(What the exercise asks): Word for word, copy the records and drop the pictures.

═════ Records for the task ═════

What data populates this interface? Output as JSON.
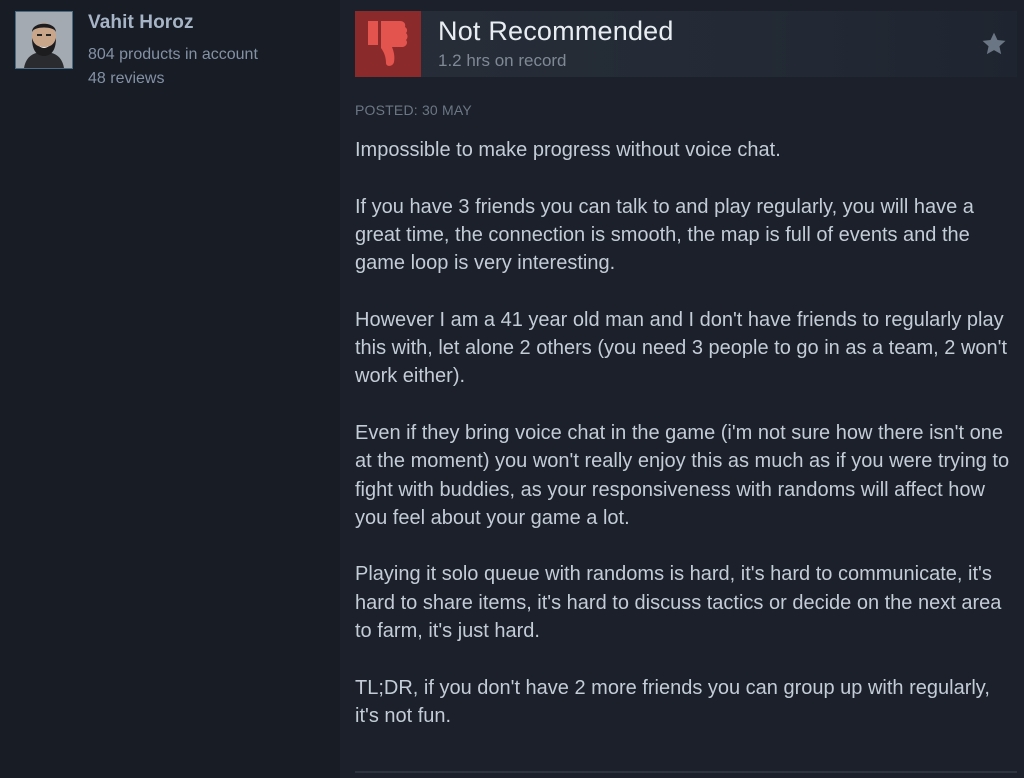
{
  "author": {
    "name": "Vahit Horoz",
    "products": "804 products in account",
    "reviews": "48 reviews"
  },
  "review": {
    "verdict": "Not Recommended",
    "hours": "1.2 hrs on record",
    "posted": "POSTED: 30 MAY",
    "paragraphs": [
      "Impossible to make progress without voice chat.",
      "If you have 3 friends you can talk to and play regularly, you will have a great time, the connection is smooth, the map is full of events and the game loop is very interesting.",
      "However I am a 41 year old man and I don't have friends to regularly play this with, let alone 2 others (you need 3 people to go in as a team, 2 won't work either).",
      "Even if they bring voice chat in the game (i'm not sure how there isn't one at the moment) you won't really enjoy this as much as if you were trying to fight with buddies, as your responsiveness with randoms will affect how you feel about your game a lot.",
      "Playing it solo queue with randoms is hard, it's hard to communicate, it's hard to share items, it's hard to discuss tactics or decide on the next area to farm, it's just hard.",
      "TL;DR, if you don't have 2 more friends you can group up with regularly, it's not fun."
    ]
  },
  "icons": {
    "verdict_icon": "thumbs-down-icon",
    "award_icon": "star-icon"
  },
  "colors": {
    "background": "#171c25",
    "review_panel": "#1b202a",
    "thumb_box": "#8a2a2b",
    "thumb_icon": "#e4544e",
    "author_name": "#a6b4c6",
    "body_text": "#c3ccd7"
  }
}
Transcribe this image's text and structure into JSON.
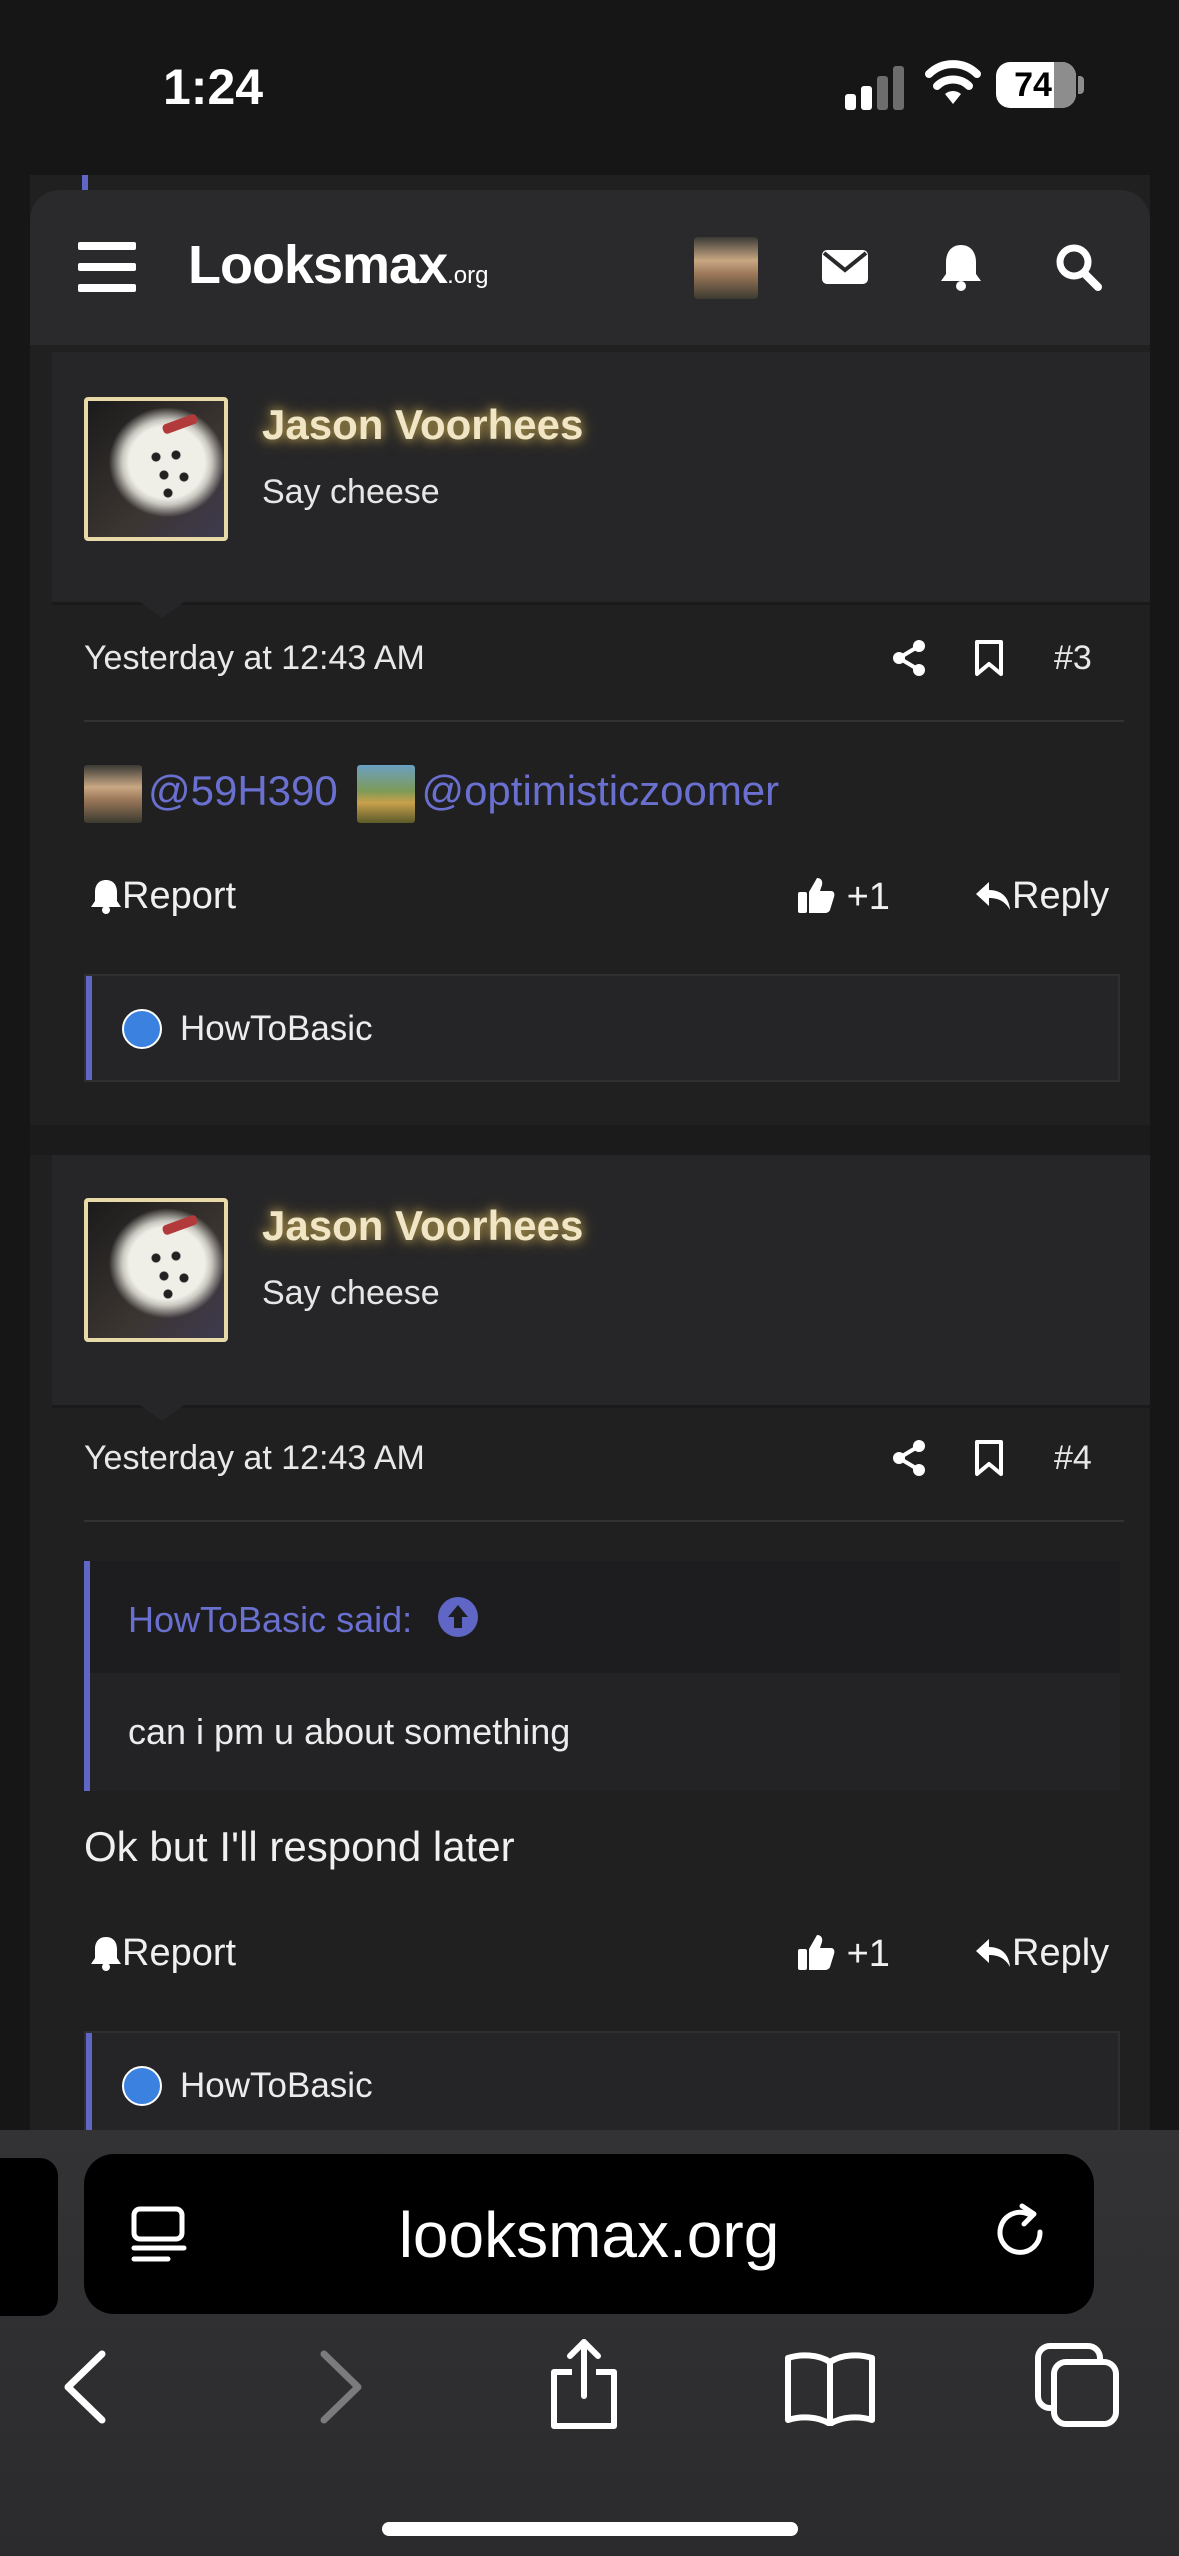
{
  "status_bar": {
    "time": "1:24",
    "battery": "74"
  },
  "header": {
    "logo_main": "Looksmax",
    "logo_tld": ".org",
    "icons": [
      "menu-icon",
      "user-avatar",
      "envelope-icon",
      "bell-icon",
      "search-icon"
    ]
  },
  "posts": [
    {
      "username": "Jason Voorhees",
      "user_title": "Say cheese",
      "date": "Yesterday at 12:43 AM",
      "number": "#3",
      "mentions": [
        "@59H390",
        "@optimisticzoomer"
      ],
      "report_label": "Report",
      "like_count": "+1",
      "reply_label": "Reply",
      "reactions_by": "HowToBasic"
    },
    {
      "username": "Jason Voorhees",
      "user_title": "Say cheese",
      "date": "Yesterday at 12:43 AM",
      "number": "#4",
      "quote_author": "HowToBasic said:",
      "quote_text": "can i pm u about something",
      "body": "Ok but I'll respond later",
      "report_label": "Report",
      "like_count": "+1",
      "reply_label": "Reply",
      "reactions_by": "HowToBasic"
    }
  ],
  "browser": {
    "url": "looksmax.org",
    "toolbar_icons": [
      "back-icon",
      "forward-icon",
      "share-icon",
      "bookmarks-icon",
      "tabs-icon"
    ]
  },
  "colors": {
    "accent": "#5f66c5",
    "link": "#6a70cf",
    "username_glow": "#b79f55",
    "like_blue": "#3b82e0"
  }
}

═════

(Exercise solution):
What data populates this interface? Output as JSON.
{
  "author": {
    "name": "Vahit Horoz",
    "products": "804 products in account",
    "reviews": "48 reviews"
  },
  "review": {
    "verdict": "Not Recommended",
    "hours": "1.2 hrs on record",
    "posted": "POSTED: 30 MAY",
    "paragraphs": [
      "Impossible to make progress without voice chat.",
      "If you have 3 friends you can talk to and play regularly, you will have a great time, the connection is smooth, the map is full of events and the game loop is very interesting.",
      "However I am a 41 year old man and I don't have friends to regularly play this with, let alone 2 others (you need 3 people to go in as a team, 2 won't work either).",
      "Even if they bring voice chat in the game (i'm not sure how there isn't one at the moment) you won't really enjoy this as much as if you were trying to fight with buddies, as your responsiveness with randoms will affect how you feel about your game a lot.",
      "Playing it solo queue with randoms is hard, it's hard to communicate, it's hard to share items, it's hard to discuss tactics or decide on the next area to farm, it's just hard.",
      "TL;DR, if you don't have 2 more friends you can group up with regularly, it's not fun."
    ]
  },
  "icons": {
    "verdict_icon": "thumbs-down-icon",
    "award_icon": "star-icon"
  },
  "colors": {
    "background": "#171c25",
    "review_panel": "#1b202a",
    "thumb_box": "#8a2a2b",
    "thumb_icon": "#e4544e",
    "author_name": "#a6b4c6",
    "body_text": "#c3ccd7"
  }
}
Transcribe this image's text and structure into JSON.
{
  "status_bar": {
    "time": "1:24",
    "battery": "74"
  },
  "header": {
    "logo_main": "Looksmax",
    "logo_tld": ".org",
    "icons": [
      "menu-icon",
      "user-avatar",
      "envelope-icon",
      "bell-icon",
      "search-icon"
    ]
  },
  "posts": [
    {
      "username": "Jason Voorhees",
      "user_title": "Say cheese",
      "date": "Yesterday at 12:43 AM",
      "number": "#3",
      "mentions": [
        "@59H390",
        "@optimisticzoomer"
      ],
      "report_label": "Report",
      "like_count": "+1",
      "reply_label": "Reply",
      "reactions_by": "HowToBasic"
    },
    {
      "username": "Jason Voorhees",
      "user_title": "Say cheese",
      "date": "Yesterday at 12:43 AM",
      "number": "#4",
      "quote_author": "HowToBasic said:",
      "quote_text": "can i pm u about something",
      "body": "Ok but I'll respond later",
      "report_label": "Report",
      "like_count": "+1",
      "reply_label": "Reply",
      "reactions_by": "HowToBasic"
    }
  ],
  "browser": {
    "url": "looksmax.org",
    "toolbar_icons": [
      "back-icon",
      "forward-icon",
      "share-icon",
      "bookmarks-icon",
      "tabs-icon"
    ]
  },
  "colors": {
    "accent": "#5f66c5",
    "link": "#6a70cf",
    "username_glow": "#b79f55",
    "like_blue": "#3b82e0"
  }
}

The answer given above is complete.